* **Data**
#####

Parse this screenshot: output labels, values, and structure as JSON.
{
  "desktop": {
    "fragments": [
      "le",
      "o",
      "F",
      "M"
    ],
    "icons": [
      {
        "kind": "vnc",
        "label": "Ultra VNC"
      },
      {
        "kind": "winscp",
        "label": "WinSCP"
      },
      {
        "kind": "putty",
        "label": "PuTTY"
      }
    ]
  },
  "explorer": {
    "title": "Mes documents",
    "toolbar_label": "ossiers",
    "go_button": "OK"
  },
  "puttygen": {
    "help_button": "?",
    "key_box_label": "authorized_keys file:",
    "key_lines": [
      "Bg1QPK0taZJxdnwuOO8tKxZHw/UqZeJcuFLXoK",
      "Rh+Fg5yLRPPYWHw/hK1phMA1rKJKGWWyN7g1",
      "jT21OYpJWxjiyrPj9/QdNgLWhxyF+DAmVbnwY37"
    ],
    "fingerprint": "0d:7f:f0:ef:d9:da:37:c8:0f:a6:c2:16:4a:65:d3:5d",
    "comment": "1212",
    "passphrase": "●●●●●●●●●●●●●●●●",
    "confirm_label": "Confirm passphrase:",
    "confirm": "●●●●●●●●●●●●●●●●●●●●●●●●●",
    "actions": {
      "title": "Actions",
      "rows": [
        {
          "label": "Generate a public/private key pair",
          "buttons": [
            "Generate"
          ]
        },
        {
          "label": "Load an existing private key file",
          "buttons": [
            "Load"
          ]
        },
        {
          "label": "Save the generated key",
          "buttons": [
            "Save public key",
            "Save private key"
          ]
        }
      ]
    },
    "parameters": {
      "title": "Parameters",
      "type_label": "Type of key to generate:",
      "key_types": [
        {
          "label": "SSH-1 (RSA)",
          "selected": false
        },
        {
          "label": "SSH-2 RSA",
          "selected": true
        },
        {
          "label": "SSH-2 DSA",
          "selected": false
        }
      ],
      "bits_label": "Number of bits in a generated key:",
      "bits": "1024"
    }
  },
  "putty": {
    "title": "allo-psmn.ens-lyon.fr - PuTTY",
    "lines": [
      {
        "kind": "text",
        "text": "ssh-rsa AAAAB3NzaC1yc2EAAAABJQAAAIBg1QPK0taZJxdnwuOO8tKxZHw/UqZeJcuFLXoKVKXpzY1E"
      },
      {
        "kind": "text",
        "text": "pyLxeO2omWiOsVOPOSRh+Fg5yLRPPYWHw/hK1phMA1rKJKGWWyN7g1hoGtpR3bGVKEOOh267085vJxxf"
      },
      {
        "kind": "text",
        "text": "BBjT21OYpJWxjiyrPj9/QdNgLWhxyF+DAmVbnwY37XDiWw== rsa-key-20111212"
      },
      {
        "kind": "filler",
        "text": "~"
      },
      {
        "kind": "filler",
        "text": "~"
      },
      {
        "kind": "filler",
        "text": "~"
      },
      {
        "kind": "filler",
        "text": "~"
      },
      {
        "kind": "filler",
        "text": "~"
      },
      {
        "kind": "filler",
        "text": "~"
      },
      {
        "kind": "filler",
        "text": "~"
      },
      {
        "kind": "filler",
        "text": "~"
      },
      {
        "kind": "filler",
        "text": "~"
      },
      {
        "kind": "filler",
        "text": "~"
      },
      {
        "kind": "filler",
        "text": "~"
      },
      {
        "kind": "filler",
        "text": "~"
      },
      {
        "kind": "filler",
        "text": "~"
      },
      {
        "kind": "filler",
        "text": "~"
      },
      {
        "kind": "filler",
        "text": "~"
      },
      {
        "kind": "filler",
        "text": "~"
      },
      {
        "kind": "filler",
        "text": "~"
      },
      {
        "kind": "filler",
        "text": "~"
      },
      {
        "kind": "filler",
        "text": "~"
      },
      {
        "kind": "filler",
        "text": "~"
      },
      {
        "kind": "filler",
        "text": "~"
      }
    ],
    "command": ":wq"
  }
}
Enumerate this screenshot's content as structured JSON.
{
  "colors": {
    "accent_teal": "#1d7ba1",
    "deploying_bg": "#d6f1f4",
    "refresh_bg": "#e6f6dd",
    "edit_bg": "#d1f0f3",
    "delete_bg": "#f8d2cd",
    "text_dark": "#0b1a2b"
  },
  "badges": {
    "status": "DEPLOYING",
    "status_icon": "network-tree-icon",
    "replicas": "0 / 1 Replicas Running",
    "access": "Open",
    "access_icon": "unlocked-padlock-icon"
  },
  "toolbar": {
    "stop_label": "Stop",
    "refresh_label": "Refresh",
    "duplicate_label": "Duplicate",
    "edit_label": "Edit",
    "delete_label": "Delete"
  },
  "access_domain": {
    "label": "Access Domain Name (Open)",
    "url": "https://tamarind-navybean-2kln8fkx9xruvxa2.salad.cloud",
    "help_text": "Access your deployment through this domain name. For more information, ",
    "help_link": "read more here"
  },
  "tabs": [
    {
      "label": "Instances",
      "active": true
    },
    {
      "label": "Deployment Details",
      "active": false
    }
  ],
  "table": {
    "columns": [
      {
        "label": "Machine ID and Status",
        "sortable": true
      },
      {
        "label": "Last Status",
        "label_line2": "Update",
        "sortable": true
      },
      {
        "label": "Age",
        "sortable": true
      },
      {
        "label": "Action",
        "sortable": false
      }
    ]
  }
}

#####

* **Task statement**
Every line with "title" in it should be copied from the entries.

* **Answer to the problem**
    "title": "Mes documents",
      "title": "Actions",
      "title": "Parameters",
    "title": "allo-psmn.ens-lyon.fr - PuTTY",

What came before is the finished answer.